Shortly after the conversation, Thain began work on the deal that would see his firm sold to Bank of America for about $50 billion. At that point, it became clear to Paulson that Bank of America was no longer a potential savior for Lehman.
The British bank Barclays remained the last hope to buy Lehman. But a flurry of conversations with Barclays' British regulator, which was concerned about whether the bank was overreaching for Lehman, suggested that the possibility was remote.
By Saturday night, it appeared all but certain to senior officials at the Treasury and the Fed that Lehman would end up in bankruptcy protection. But they waited until they heard definitively from Barclays' regulator before sharing that conclusion with the bankers who had set up shop on the first floor of the building.
Until then, the senior government officials had divided their time equally between efforts to arrange a sale of Lehman and contingency planning to prevent a market rout on Monday if Lehman were to collapse. Starting about 7 p.m. Saturday, the officials turned all their attention to dealing with the fallout of Lehman's failure, not preventing it.
Early Sunday morning, British regulators told Paulson that they had serious problems with the deal, all but killing the possibility of a Barclays buyout. At 10 a.m., Geithner and Paulson passed that information to the investment bankers who had spent the previous 24 hours trying to organize a consortium to finance an enterprise that would hold Lehman's bad assets.
The executives were stunned. The consortium wouldn't be necessary. Rather, they needed to prepare for the liquidation of Lehman and its impact on their companies.
Lehman's board made a last-ditch effort to save the firm, arguing for funding from the Fed that would give it time to find another solution. But Fed officials were firmly convinced that no one would do business with the firm come Monday morning.
Sunday evening, the firm decided to file for bankruptcy protection.
That freed Paulson to begin informing members of Congress, including Rep. Barney Frank (D-Mass.), chairman of the House Financial Services Committee, senators on both sides of the aisle and New York Mayor Michael Bloomberg. Other Treasury officials shifted gears to work on another unfolding problem at AIG, which appeared to them to be on the verge of a collapse. Some involved in this effort said discussions about AIG's troubles intensified as the weekend progressed.
As the bankruptcy of Lehman became official, someone remarked about the historic nature of the weekend.

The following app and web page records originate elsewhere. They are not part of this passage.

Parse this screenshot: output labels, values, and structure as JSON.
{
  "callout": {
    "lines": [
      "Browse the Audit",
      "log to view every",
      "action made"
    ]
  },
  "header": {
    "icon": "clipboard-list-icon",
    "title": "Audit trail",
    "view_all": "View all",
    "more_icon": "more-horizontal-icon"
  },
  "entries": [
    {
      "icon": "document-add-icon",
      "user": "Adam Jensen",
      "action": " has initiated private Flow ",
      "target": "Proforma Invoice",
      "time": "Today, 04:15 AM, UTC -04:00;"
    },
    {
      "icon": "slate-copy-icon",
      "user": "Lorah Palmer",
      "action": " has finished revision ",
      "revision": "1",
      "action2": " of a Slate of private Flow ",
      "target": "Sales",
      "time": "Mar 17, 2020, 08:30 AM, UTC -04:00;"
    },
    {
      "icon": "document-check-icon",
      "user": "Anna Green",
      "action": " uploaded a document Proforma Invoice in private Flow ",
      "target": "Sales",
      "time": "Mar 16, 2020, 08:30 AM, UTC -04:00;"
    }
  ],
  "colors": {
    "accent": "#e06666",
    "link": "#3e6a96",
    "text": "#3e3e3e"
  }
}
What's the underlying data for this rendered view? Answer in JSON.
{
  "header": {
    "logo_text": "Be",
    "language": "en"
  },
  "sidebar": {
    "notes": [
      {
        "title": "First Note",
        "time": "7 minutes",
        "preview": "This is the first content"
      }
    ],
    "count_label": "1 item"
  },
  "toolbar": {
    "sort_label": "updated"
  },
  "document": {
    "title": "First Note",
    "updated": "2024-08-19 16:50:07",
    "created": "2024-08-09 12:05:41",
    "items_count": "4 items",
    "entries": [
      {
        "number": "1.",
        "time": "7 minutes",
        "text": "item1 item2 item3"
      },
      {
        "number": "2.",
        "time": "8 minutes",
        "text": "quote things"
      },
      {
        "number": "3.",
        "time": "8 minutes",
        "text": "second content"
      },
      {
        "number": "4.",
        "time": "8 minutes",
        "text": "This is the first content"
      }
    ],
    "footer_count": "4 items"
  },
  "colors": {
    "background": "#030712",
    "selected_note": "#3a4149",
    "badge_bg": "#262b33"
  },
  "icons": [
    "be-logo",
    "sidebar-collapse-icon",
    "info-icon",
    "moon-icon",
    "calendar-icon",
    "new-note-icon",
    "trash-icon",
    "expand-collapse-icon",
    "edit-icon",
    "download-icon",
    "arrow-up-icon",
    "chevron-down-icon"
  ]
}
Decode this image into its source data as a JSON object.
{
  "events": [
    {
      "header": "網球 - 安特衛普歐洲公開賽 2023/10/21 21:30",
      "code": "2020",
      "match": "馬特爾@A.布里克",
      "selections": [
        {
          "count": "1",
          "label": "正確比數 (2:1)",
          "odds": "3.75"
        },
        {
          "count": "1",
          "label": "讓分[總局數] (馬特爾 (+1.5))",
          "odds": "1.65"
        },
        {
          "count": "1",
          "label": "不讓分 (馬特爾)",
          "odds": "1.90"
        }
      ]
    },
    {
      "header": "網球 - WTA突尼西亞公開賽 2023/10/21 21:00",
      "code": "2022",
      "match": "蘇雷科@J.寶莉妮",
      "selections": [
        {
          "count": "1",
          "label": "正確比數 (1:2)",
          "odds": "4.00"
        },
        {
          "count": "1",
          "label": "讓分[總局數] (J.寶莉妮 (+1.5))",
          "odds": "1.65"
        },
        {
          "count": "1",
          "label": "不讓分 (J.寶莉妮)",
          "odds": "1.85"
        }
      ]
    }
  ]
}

Jim Wilkinson, Paulson's chief of staff, was within earshot of the comment and responded to the group discussing the events: "This would be extremely interesting from an analytical perspective if wasn't happening to us."